Q: Mike: I have not used any chemicals on my lawn since 2007, just Gardens Alive products like corn gluten meal and natural fertilizer. But only one of the three neighbors whose lawns are near mine cares for their lawn organically. There is a 40-foot buffer of pine trees between my lawn and one of the chemical-using neighbors, but the other is directly adjacent. Now, our lawn has lots of dandelions (the children love the yellow color in spring) and my wife regularly buys dandelion greens from the store to eat; she loves them! Can she eat the dandelion leaves from our lawn? Are they safe to pick with chemically treated lawns nearby? If they are, when is the best time to pick them? Thanks,
- ---Leslie in West Windsor, New Jersey
You had a caller on the show recently with a dandelion 'problem'. You should have told her to eat them! The greens make a good salad and the tubers can be used like water chestnuts. Here's a link to more information at the website of NCAMP, the Northwest Coalition Against the Misuse of Pesticides.
- ---Euell Gibbons fan Max in Oklahoma City
A. Over the years, the subject of eating dandelions has come up frequently on the show, with some people mentioning that they tried the leaves in Spring salads and didn't care for the taste. That might just be timing. As with many greens, dandelion leaves become bitter if left to grow too long into the season—and 'too long' comes early with these greens. Wild food enthusiasts explain that you have to harvest the leaves before any flower buds form on the ground-hugging rosette. Not before the flowers open; before there's any indication that there's even going to be a flower on the darn thing.
It's the same with other Spring greens, like lettuce and spinach, whose leaves turn bitter just as the central stalk that will eventually produce the flowers on those plants begins to appear. So this isn't a 'problem' that's specific to dandelions; all Spring greens have a relatively short picking window. Very short in comparison to the life span of the plant.
So rule number one is to pick early and often. You can further ease any bitterness by 'sweetening' their soil with a little lime or wood ash, especially if it tests—or tastes—acidic. (This will also help the lawn if that's what they're growing in.) Of course, you don't want to harvest dandelions from chemically cared for lawns. And if like Leslie in New Jersey, you're concerned about them even growing near such places, stick with the plants closest to the center of your safe and sane turf.
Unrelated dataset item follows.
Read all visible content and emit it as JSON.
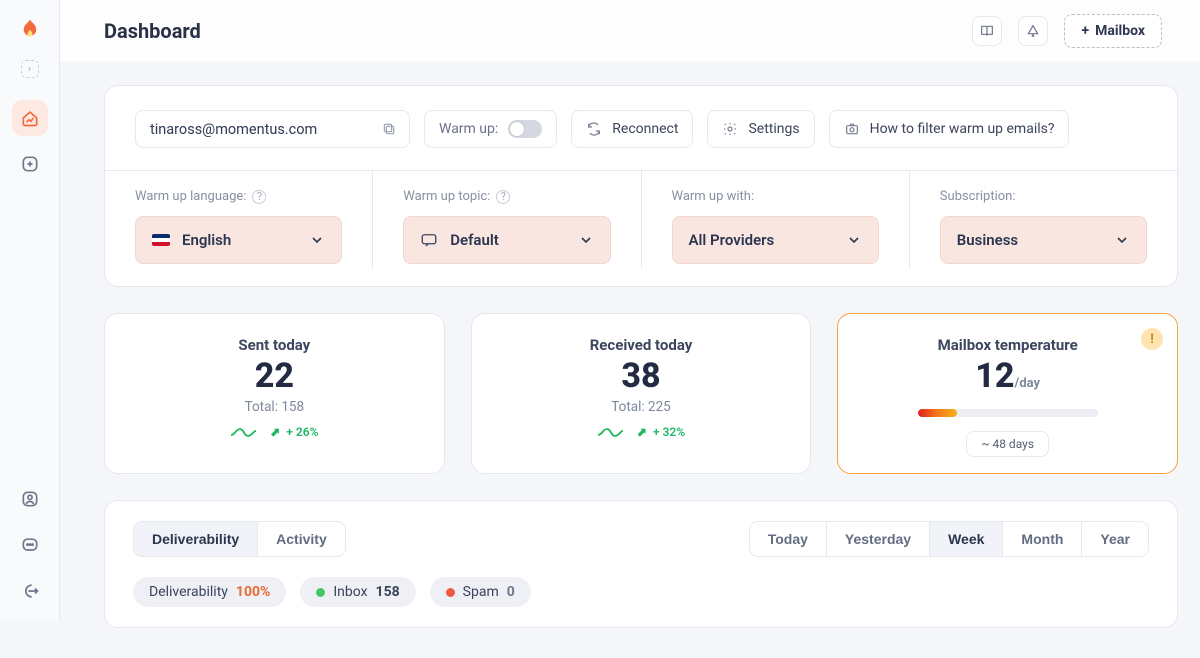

Some gardeners will push the sweetness thing even further by blanching the leaves. This can be done by covering the young plant with a box or upside-down pot whose drainage holes have been covered (the same as with asparagus and endive). Or you can tie the leaves up with string—the way some growers keep cauliflower heads brightly white. Just a few days in the dark should lighten the color of the leaves and sweeten them up.
Dr. Peter Gail, an Ohio wild food expert we interviewed for a dandelion piece back when I was editor of ORGANIC GARDENING magazine, noted that some French enthusiasts ensure a steady supply of fresh, locally grown greens in the winter by growing dandelions indoors. They dig up about a dozen roots outdoors after the first frost, pot them up, put them in a sunny windowsill and continually harvest and enjoy the succulent new growth.
So you don't even have to go out foraging in March or April to taste the best flavor these greens have to offer! And no matter how you grow them, they're highly nutritious; a half-cup serving supplies almost 300% of the RDA of the cancer fighting nutrient beta-carotene—plus nice amounts of vitamin C, calcium, magnesium and potassium.
And who knows what ills the eating may cure! The botanical name for the plant, Taraxacum officinale, means "official remedy for disorders." (We know for certain that the leaves are a good diuretic, leading to the plant being given some very colorful common names in Olde England and France.)
You get the most health benefits from raw greens, but dandelion leaves are also delicious cooked. Try them the Italian way—briefly boiled, and then quickly stir-fried with garlic and olive oil. You can try eating the roots like water chestnuts as Max in Oklahoma suggests; stir-fried in olive oil with some soy sauce added at the end; or boiled and pickled, as our favorite medicinal food expert, Dr. Jim Duke enjoys. (The roots taste best when harvested late in the season—after the first light frost has sweetened them up, like carrots.)
The flowers are great attractors of beneficial insects, especially ladybugs, but they can be eaten as well. Some folks add the young flowers to omelets, while others dip them in batter and quickly deep-fry them like tempura vegetables; the resulting delicacy has a very distinctive flavor that some compare to the prized morel mushroom.
You'll find lots more recipes at this website; it chronicles the 2001 edition of the 'dandelion dinner' held annually by the Chamber of Commerce of the city of Vineland, New Jersey. You'll find information on upcoming dinners—held every March or April—at the Chamber's website.
Oh and here's an interesting site about the legendary wild food pioneer Euell Gibbons that Max in Oklahoma sent along.